» **Description of the task**: The output should be every line below, retyped exactly, with no images.

» **Data records**:
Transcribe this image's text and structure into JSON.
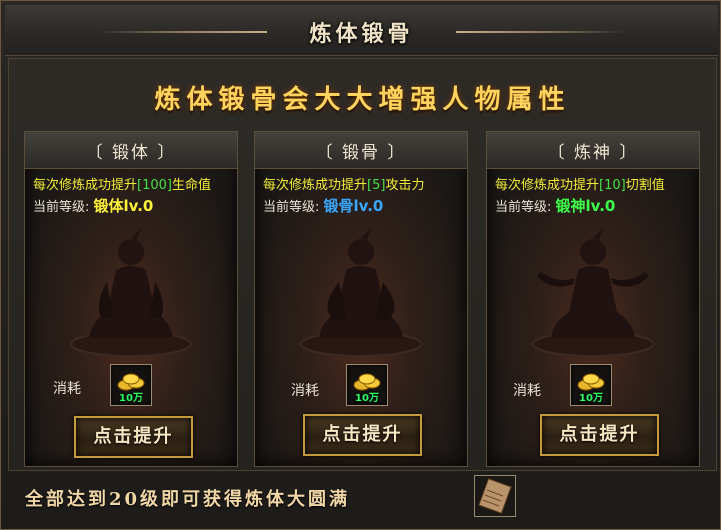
{
  "window": {
    "title": "炼体锻骨"
  },
  "headline": "炼体锻骨会大大增强人物属性",
  "cards": [
    {
      "title": "〔 锻体 〕",
      "desc_prefix": "每次修炼成功提升",
      "desc_value": "[100]",
      "desc_suffix": "生命值",
      "level_label": "当前等级:",
      "level_value": "锻体lv.0",
      "level_color": "#fff23a",
      "cost_label": "消耗",
      "cost_amount": "10万",
      "button": "点击提升"
    },
    {
      "title": "〔 锻骨 〕",
      "desc_prefix": "每次修炼成功提升",
      "desc_value": "[5]",
      "desc_suffix": "攻击力",
      "level_label": "当前等级:",
      "level_value": "锻骨lv.0",
      "level_color": "#3aa7ff",
      "cost_label": "消耗",
      "cost_amount": "10万",
      "button": "点击提升"
    },
    {
      "title": "〔 炼神 〕",
      "desc_prefix": "每次修炼成功提升",
      "desc_value": "[10]",
      "desc_suffix": "切割值",
      "level_label": "当前等级:",
      "level_value": "锻神lv.0",
      "level_color": "#3cff4a",
      "cost_label": "消耗",
      "cost_amount": "10万",
      "button": "点击提升"
    }
  ],
  "footer": {
    "text": "全部达到20级即可获得炼体大圆满"
  },
  "icons": {
    "coin": "gold-coins-icon",
    "reward": "scroll-reward-icon"
  }
}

» **Result**:
Transcribe this image's text and structure into JSON.
{
  "window": {
    "title": "炼体锻骨"
  },
  "headline": "炼体锻骨会大大增强人物属性",
  "cards": [
    {
      "title": "〔 锻体 〕",
      "desc_prefix": "每次修炼成功提升",
      "desc_value": "[100]",
      "desc_suffix": "生命值",
      "level_label": "当前等级:",
      "level_value": "锻体lv.0",
      "level_color": "#fff23a",
      "cost_label": "消耗",
      "cost_amount": "10万",
      "button": "点击提升"
    },
    {
      "title": "〔 锻骨 〕",
      "desc_prefix": "每次修炼成功提升",
      "desc_value": "[5]",
      "desc_suffix": "攻击力",
      "level_label": "当前等级:",
      "level_value": "锻骨lv.0",
      "level_color": "#3aa7ff",
      "cost_label": "消耗",
      "cost_amount": "10万",
      "button": "点击提升"
    },
    {
      "title": "〔 炼神 〕",
      "desc_prefix": "每次修炼成功提升",
      "desc_value": "[10]",
      "desc_suffix": "切割值",
      "level_label": "当前等级:",
      "level_value": "锻神lv.0",
      "level_color": "#3cff4a",
      "cost_label": "消耗",
      "cost_amount": "10万",
      "button": "点击提升"
    }
  ],
  "footer": {
    "text": "全部达到20级即可获得炼体大圆满"
  },
  "icons": {
    "coin": "gold-coins-icon",
    "reward": "scroll-reward-icon"
  }
}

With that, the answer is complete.